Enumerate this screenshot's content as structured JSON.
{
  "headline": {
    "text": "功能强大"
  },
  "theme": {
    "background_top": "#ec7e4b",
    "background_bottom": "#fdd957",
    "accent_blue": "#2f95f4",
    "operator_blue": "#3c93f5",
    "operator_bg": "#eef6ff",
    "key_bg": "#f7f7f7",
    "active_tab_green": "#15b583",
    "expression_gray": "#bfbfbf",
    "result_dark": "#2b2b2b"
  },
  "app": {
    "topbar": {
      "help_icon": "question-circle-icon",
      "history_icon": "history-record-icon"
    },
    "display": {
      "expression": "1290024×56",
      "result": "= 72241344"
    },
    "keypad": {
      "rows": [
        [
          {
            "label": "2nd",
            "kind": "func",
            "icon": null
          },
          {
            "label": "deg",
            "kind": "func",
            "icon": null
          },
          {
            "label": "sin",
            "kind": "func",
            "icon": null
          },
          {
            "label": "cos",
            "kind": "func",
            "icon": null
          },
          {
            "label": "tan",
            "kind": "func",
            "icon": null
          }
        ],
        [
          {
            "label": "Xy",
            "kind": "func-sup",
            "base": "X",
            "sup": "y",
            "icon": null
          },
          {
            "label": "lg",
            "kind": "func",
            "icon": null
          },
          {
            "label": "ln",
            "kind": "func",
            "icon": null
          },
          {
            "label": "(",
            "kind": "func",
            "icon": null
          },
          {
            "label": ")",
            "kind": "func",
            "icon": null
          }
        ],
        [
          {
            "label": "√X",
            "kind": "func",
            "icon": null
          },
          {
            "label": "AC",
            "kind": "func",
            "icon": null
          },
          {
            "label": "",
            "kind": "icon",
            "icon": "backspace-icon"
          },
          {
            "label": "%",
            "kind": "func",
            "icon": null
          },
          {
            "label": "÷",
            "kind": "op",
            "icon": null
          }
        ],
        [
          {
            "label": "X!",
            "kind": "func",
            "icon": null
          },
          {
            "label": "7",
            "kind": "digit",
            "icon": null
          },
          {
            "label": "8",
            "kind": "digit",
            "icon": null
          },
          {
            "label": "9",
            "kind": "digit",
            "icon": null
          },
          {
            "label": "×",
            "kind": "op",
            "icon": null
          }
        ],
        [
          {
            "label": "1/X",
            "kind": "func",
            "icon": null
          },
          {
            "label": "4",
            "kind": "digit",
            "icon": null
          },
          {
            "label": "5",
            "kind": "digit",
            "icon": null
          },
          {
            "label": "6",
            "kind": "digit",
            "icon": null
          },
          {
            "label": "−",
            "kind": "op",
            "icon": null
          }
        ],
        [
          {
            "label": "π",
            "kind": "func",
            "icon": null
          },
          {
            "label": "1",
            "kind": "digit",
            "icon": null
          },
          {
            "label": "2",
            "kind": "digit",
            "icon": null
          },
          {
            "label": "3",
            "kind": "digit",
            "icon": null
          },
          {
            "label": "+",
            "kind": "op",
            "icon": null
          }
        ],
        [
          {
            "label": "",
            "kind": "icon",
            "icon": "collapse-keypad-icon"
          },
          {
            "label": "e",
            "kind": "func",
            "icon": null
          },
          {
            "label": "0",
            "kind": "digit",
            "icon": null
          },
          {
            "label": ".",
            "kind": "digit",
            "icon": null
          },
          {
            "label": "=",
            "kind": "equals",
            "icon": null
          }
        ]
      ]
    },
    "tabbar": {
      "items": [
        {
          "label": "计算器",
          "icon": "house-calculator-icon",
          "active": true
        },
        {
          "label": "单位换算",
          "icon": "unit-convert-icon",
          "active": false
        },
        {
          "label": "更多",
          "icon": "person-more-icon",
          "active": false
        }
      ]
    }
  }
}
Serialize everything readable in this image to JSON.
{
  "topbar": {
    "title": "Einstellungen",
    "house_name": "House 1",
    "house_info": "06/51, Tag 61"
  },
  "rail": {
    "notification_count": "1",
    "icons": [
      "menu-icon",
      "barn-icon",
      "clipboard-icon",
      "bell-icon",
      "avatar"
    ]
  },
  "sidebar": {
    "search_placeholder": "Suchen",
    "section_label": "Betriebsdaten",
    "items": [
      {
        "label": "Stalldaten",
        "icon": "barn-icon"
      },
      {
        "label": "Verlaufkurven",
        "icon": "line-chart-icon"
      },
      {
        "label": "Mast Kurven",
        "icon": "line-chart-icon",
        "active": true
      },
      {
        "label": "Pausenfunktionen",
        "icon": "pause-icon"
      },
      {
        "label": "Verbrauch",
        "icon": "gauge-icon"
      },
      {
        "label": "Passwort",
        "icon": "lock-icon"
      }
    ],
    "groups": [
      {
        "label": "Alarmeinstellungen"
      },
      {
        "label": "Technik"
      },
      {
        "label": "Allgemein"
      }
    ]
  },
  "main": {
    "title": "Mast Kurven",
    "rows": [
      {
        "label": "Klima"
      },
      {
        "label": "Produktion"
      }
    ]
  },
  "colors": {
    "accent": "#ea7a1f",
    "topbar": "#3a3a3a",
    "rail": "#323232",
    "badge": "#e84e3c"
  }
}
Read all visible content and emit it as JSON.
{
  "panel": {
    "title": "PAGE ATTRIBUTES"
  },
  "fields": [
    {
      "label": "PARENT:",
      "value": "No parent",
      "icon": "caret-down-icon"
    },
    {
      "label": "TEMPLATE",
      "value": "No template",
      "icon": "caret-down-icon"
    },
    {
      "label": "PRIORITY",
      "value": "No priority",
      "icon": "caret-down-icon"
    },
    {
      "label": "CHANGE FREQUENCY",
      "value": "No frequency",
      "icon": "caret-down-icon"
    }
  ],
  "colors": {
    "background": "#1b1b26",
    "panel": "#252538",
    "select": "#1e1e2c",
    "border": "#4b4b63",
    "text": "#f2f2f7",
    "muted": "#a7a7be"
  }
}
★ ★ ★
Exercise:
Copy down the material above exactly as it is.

Answer below:
Enumerate this screenshot's content as structured JSON.
{
  "headline": {
    "text": "功能强大"
  },
  "theme": {
    "background_top": "#ec7e4b",
    "background_bottom": "#fdd957",
    "accent_blue": "#2f95f4",
    "operator_blue": "#3c93f5",
    "operator_bg": "#eef6ff",
    "key_bg": "#f7f7f7",
    "active_tab_green": "#15b583",
    "expression_gray": "#bfbfbf",
    "result_dark": "#2b2b2b"
  },
  "app": {
    "topbar": {
      "help_icon": "question-circle-icon",
      "history_icon": "history-record-icon"
    },
    "display": {
      "expression": "1290024×56",
      "result": "= 72241344"
    },
    "keypad": {
      "rows": [
        [
          {
            "label": "2nd",
            "kind": "func",
            "icon": null
          },
          {
            "label": "deg",
            "kind": "func",
            "icon": null
          },
          {
            "label": "sin",
            "kind": "func",
            "icon": null
          },
          {
            "label": "cos",
            "kind": "func",
            "icon": null
          },
          {
            "label": "tan",
            "kind": "func",
            "icon": null
          }
        ],
        [
          {
            "label": "Xy",
            "kind": "func-sup",
            "base": "X",
            "sup": "y",
            "icon": null
          },
          {
            "label": "lg",
            "kind": "func",
            "icon": null
          },
          {
            "label": "ln",
            "kind": "func",
            "icon": null
          },
          {
            "label": "(",
            "kind": "func",
            "icon": null
          },
          {
            "label": ")",
            "kind": "func",
            "icon": null
          }
        ],
        [
          {
            "label": "√X",
            "kind": "func",
            "icon": null
          },
          {
            "label": "AC",
            "kind": "func",
            "icon": null
          },
          {
            "label": "",
            "kind": "icon",
            "icon": "backspace-icon"
          },
          {
            "label": "%",
            "kind": "func",
            "icon": null
          },
          {
            "label": "÷",
            "kind": "op",
            "icon": null
          }
        ],
        [
          {
            "label": "X!",
            "kind": "func",
            "icon": null
          },
          {
            "label": "7",
            "kind": "digit",
            "icon": null
          },
          {
            "label": "8",
            "kind": "digit",
            "icon": null
          },
          {
            "label": "9",
            "kind": "digit",
            "icon": null
          },
          {
            "label": "×",
            "kind": "op",
            "icon": null
          }
        ],
        [
          {
            "label": "1/X",
            "kind": "func",
            "icon": null
          },
          {
            "label": "4",
            "kind": "digit",
            "icon": null
          },
          {
            "label": "5",
            "kind": "digit",
            "icon": null
          },
          {
            "label": "6",
            "kind": "digit",
            "icon": null
          },
          {
            "label": "−",
            "kind": "op",
            "icon": null
          }
        ],
        [
          {
            "label": "π",
            "kind": "func",
            "icon": null
          },
          {
            "label": "1",
            "kind": "digit",
            "icon": null
          },
          {
            "label": "2",
            "kind": "digit",
            "icon": null
          },
          {
            "label": "3",
            "kind": "digit",
            "icon": null
          },
          {
            "label": "+",
            "kind": "op",
            "icon": null
          }
        ],
        [
          {
            "label": "",
            "kind": "icon",
            "icon": "collapse-keypad-icon"
          },
          {
            "label": "e",
            "kind": "func",
            "icon": null
          },
          {
            "label": "0",
            "kind": "digit",
            "icon": null
          },
          {
            "label": ".",
            "kind": "digit",
            "icon": null
          },
          {
            "label": "=",
            "kind": "equals",
            "icon": null
          }
        ]
      ]
    },
    "tabbar": {
      "items": [
        {
          "label": "计算器",
          "icon": "house-calculator-icon",
          "active": true
        },
        {
          "label": "单位换算",
          "icon": "unit-convert-icon",
          "active": false
        },
        {
          "label": "更多",
          "icon": "person-more-icon",
          "active": false
        }
      ]
    }
  }
}
Serialize everything readable in this image to JSON.
{
  "topbar": {
    "title": "Einstellungen",
    "house_name": "House 1",
    "house_info": "06/51, Tag 61"
  },
  "rail": {
    "notification_count": "1",
    "icons": [
      "menu-icon",
      "barn-icon",
      "clipboard-icon",
      "bell-icon",
      "avatar"
    ]
  },
  "sidebar": {
    "search_placeholder": "Suchen",
    "section_label": "Betriebsdaten",
    "items": [
      {
        "label": "Stalldaten",
        "icon": "barn-icon"
      },
      {
        "label": "Verlaufkurven",
        "icon": "line-chart-icon"
      },
      {
        "label": "Mast Kurven",
        "icon": "line-chart-icon",
        "active": true
      },
      {
        "label": "Pausenfunktionen",
        "icon": "pause-icon"
      },
      {
        "label": "Verbrauch",
        "icon": "gauge-icon"
      },
      {
        "label": "Passwort",
        "icon": "lock-icon"
      }
    ],
    "groups": [
      {
        "label": "Alarmeinstellungen"
      },
      {
        "label": "Technik"
      },
      {
        "label": "Allgemein"
      }
    ]
  },
  "main": {
    "title": "Mast Kurven",
    "rows": [
      {
        "label": "Klima"
      },
      {
        "label": "Produktion"
      }
    ]
  },
  "colors": {
    "accent": "#ea7a1f",
    "topbar": "#3a3a3a",
    "rail": "#323232",
    "badge": "#e84e3c"
  }
}
Read all visible content and emit it as JSON.
{
  "panel": {
    "title": "PAGE ATTRIBUTES"
  },
  "fields": [
    {
      "label": "PARENT:",
      "value": "No parent",
      "icon": "caret-down-icon"
    },
    {
      "label": "TEMPLATE",
      "value": "No template",
      "icon": "caret-down-icon"
    },
    {
      "label": "PRIORITY",
      "value": "No priority",
      "icon": "caret-down-icon"
    },
    {
      "label": "CHANGE FREQUENCY",
      "value": "No frequency",
      "icon": "caret-down-icon"
    }
  ],
  "colors": {
    "background": "#1b1b26",
    "panel": "#252538",
    "select": "#1e1e2c",
    "border": "#4b4b63",
    "text": "#f2f2f7",
    "muted": "#a7a7be"
  }
}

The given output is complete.